Entries provided:
┄┄┄┄┄┄┄┄┄┄┄┄┄┄┄┄┄┄┄┄

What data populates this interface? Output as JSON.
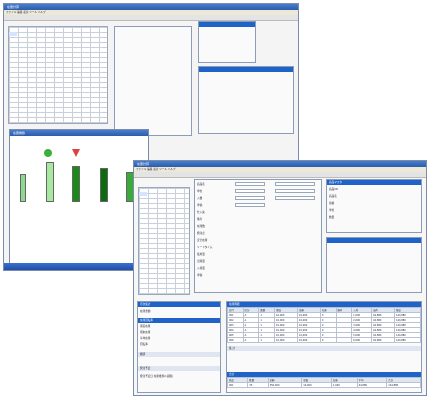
{
  "windows": {
    "back": {
      "title": "在庫計算",
      "menu": "ファイル 編集 表示 ツール ヘルプ"
    },
    "chart": {
      "title": "在庫推移"
    },
    "front": {
      "title": "在庫計算",
      "menu": "ファイル 編集 表示 ツール ヘルプ"
    }
  },
  "front": {
    "top_labels": [
      "商品名",
      "数量",
      "在庫数",
      "発注点",
      "安全在庫",
      "単価",
      "金額"
    ],
    "form_left": {
      "header": "商品情報",
      "rows": [
        "商品名",
        "単位",
        "入数",
        "単価",
        "仕入先",
        "備考",
        "在庫数",
        "発注点",
        "安全在庫",
        "リードタイム",
        "使用量",
        "出荷量",
        "入荷量",
        "単価"
      ]
    },
    "info_box": {
      "header": "商品マスタ",
      "rows": [
        "商品CD",
        "商品名",
        "規格",
        "単位",
        "数量"
      ]
    },
    "bottom_left": {
      "header1": "月次集計",
      "row1": "在庫金額",
      "header2": "在庫回転率",
      "labels": [
        "期首在庫",
        "期末在庫",
        "平均在庫",
        "回転率"
      ],
      "header3": "棚卸",
      "header4": "発注予定",
      "foot": "発注予定日 在庫推移(1週間)"
    },
    "bottom_right": {
      "header": "在庫明細",
      "cols": [
        "日付",
        "区分",
        "数量",
        "単価",
        "金額",
        "在庫",
        "備考",
        "入荷",
        "出荷",
        "残高"
      ],
      "rows": [
        [
          "001",
          "A",
          "1",
          "10,000",
          "10,000",
          "0",
          "",
          "1,000",
          "44,880",
          "144,880"
        ],
        [
          "002",
          "A",
          "1",
          "10,000",
          "10,000",
          "0",
          "",
          "2,000",
          "44,880",
          "144,880"
        ],
        [
          "003",
          "A",
          "1",
          "10,000",
          "10,000",
          "0",
          "",
          "3,000",
          "44,880",
          "144,880"
        ],
        [
          "004",
          "A",
          "1",
          "10,000",
          "10,000",
          "0",
          "",
          "4,000",
          "44,880",
          "144,880"
        ],
        [
          "005",
          "A",
          "1",
          "10,000",
          "10,000",
          "0",
          "",
          "5,000",
          "44,880",
          "144,880"
        ],
        [
          "006",
          "A",
          "1",
          "10,000",
          "10,000",
          "0",
          "",
          "6,000",
          "44,880",
          "144,880"
        ]
      ],
      "sub_header": "集 計",
      "totals_header": "合計",
      "foot_cols": [
        "商品",
        "数量",
        "金額",
        "単価",
        "在庫",
        "平均",
        "合計"
      ],
      "foot_vals": [
        "001",
        "35",
        "350,000",
        "10,000",
        "1,000",
        "44,880",
        "144,880"
      ]
    }
  }
}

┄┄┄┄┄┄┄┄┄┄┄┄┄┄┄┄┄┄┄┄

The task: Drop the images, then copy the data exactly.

Written reply:
What data populates this interface? Output as JSON.
{
  "windows": {
    "back": {
      "title": "在庫計算",
      "menu": "ファイル 編集 表示 ツール ヘルプ"
    },
    "chart": {
      "title": "在庫推移"
    },
    "front": {
      "title": "在庫計算",
      "menu": "ファイル 編集 表示 ツール ヘルプ"
    }
  },
  "front": {
    "top_labels": [
      "商品名",
      "数量",
      "在庫数",
      "発注点",
      "安全在庫",
      "単価",
      "金額"
    ],
    "form_left": {
      "header": "商品情報",
      "rows": [
        "商品名",
        "単位",
        "入数",
        "単価",
        "仕入先",
        "備考",
        "在庫数",
        "発注点",
        "安全在庫",
        "リードタイム",
        "使用量",
        "出荷量",
        "入荷量",
        "単価"
      ]
    },
    "info_box": {
      "header": "商品マスタ",
      "rows": [
        "商品CD",
        "商品名",
        "規格",
        "単位",
        "数量"
      ]
    },
    "bottom_left": {
      "header1": "月次集計",
      "row1": "在庫金額",
      "header2": "在庫回転率",
      "labels": [
        "期首在庫",
        "期末在庫",
        "平均在庫",
        "回転率"
      ],
      "header3": "棚卸",
      "header4": "発注予定",
      "foot": "発注予定日 在庫推移(1週間)"
    },
    "bottom_right": {
      "header": "在庫明細",
      "cols": [
        "日付",
        "区分",
        "数量",
        "単価",
        "金額",
        "在庫",
        "備考",
        "入荷",
        "出荷",
        "残高"
      ],
      "rows": [
        [
          "001",
          "A",
          "1",
          "10,000",
          "10,000",
          "0",
          "",
          "1,000",
          "44,880",
          "144,880"
        ],
        [
          "002",
          "A",
          "1",
          "10,000",
          "10,000",
          "0",
          "",
          "2,000",
          "44,880",
          "144,880"
        ],
        [
          "003",
          "A",
          "1",
          "10,000",
          "10,000",
          "0",
          "",
          "3,000",
          "44,880",
          "144,880"
        ],
        [
          "004",
          "A",
          "1",
          "10,000",
          "10,000",
          "0",
          "",
          "4,000",
          "44,880",
          "144,880"
        ],
        [
          "005",
          "A",
          "1",
          "10,000",
          "10,000",
          "0",
          "",
          "5,000",
          "44,880",
          "144,880"
        ],
        [
          "006",
          "A",
          "1",
          "10,000",
          "10,000",
          "0",
          "",
          "6,000",
          "44,880",
          "144,880"
        ]
      ],
      "sub_header": "集 計",
      "totals_header": "合計",
      "foot_cols": [
        "商品",
        "数量",
        "金額",
        "単価",
        "在庫",
        "平均",
        "合計"
      ],
      "foot_vals": [
        "001",
        "35",
        "350,000",
        "10,000",
        "1,000",
        "44,880",
        "144,880"
      ]
    }
  }
}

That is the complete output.